Few of the Bihari are Christians. Hindus represent the majority and Muslims make up much of the remainder.

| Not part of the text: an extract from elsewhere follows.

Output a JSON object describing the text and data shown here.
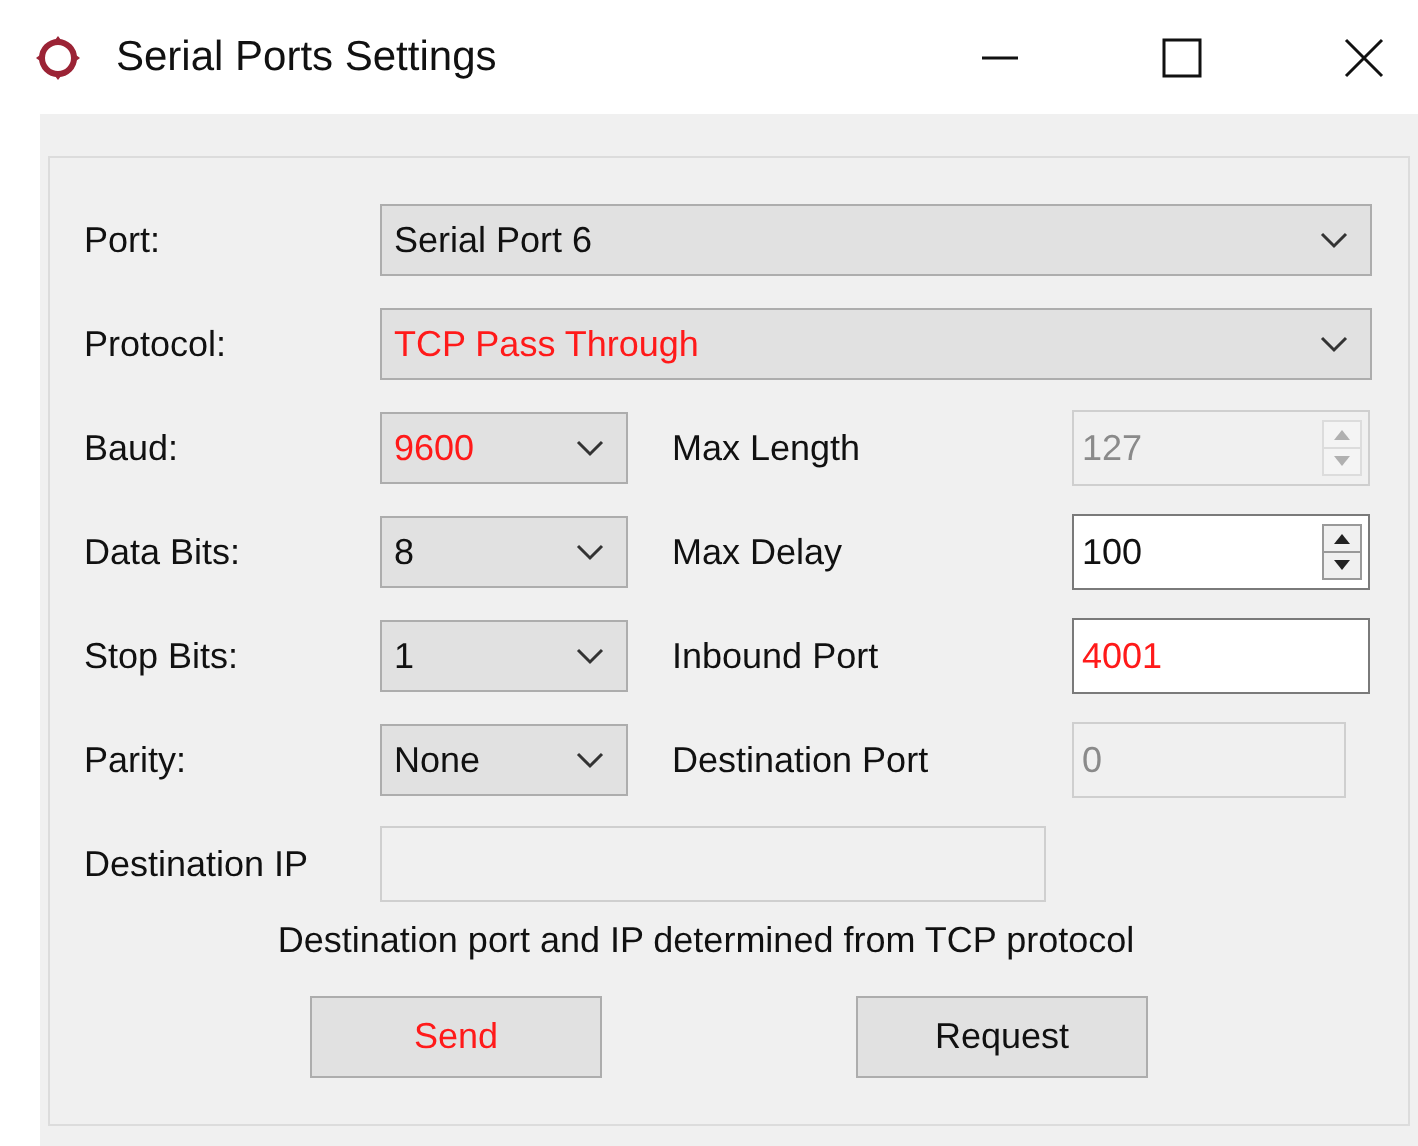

Scriptures have been translated into Bihari, and the Jesus film is available in the Bihari language.
* Pray that God will strengthen and protect the small number of believers among the Bihari in Fiji.
* Pray that their lives will be a strong witness for the Gospel.
* Ask God to reveal Himself to the Bihari through the Christians among them.
* Ask God to create a hunger in the hearts of the Bihari and an openness to the Gospel of Jesus Christ.
* Ask the Lord of the harvest to send forth laborers to the Bihari in Fiji.
* Pray for the effective use of the Jesus film.
* Ask the Holy Spirit to soften the hearts of Bihari Hindus and Muslims towards Christians so they will be receptive to the Gospel.
* Ask the Lord to raise strong local churches among the Bihari.
|Profile Source: Bethany World Prayer Center|
|Global Prayer Digest: 2006-06-09|
|People Name General||Bhojpuri Bihari|
|People Name in Country||Bhojpuri Bihari|
|Population in Fiji||27,000|
|Progress Scale||2 ●|
|Alternate Names||Bihari, Deswali, Hindi, Indo-Mauritian, Indo-Mauritian Muslim, Marathi, Tamil, Telugu, Urdu, Urdu Speakers|
|Primary Language||Bhojpuri (27,000 speakers)|
|Language Code||bho Ethnologue Listing|
|Written||Yes ScriptSource Listing|
|People Groups||Speaking Bhojpuri|
Primary Language: Bhojpuri
|Bible Translation ▲||Status (Years)|
|Bible Portions||Yes (1911-1982)|
|New Testament||Yes (1999-2006)|
|Possible Print Bibles|
|Forum of Bible Agencies|
|World Bible Finder|
|Resource Type ▲||Resource Name|
|Audio Recordings||Audio Bible teaching (GRN)|
|Audio Recordings||Online New Testament (FCBH)|
|Audio Recordings||Oral Bible stories in Bhojpuri|
|Audio Recordings||Story of Jesus audio (Jesus Film Project)|
|Film / Video||God's Story Video|
|Film / Video||Jesus Film: view in Bhojpuri|
|Film / Video||Magdalena (Jesus Film Project)|
|Film / Video||My Last Day (Jesus Film Project Anime)|
|Film / Video||Story of Jesus for Children (JF Project)|
|General||Got Questions Ministry|
|Text / Printed Matter||Online Bible (Bibles India)|
|Text / Printed Matter||Online Bible (Bibles India)|
|Text / Printed Matter||World Missionary Press Booklets|
|Major Religion ▲||Percent|
|Christianity (Evangelical 1.00 %)||
|Other / Small||
|Christian Segments ▲||Percent|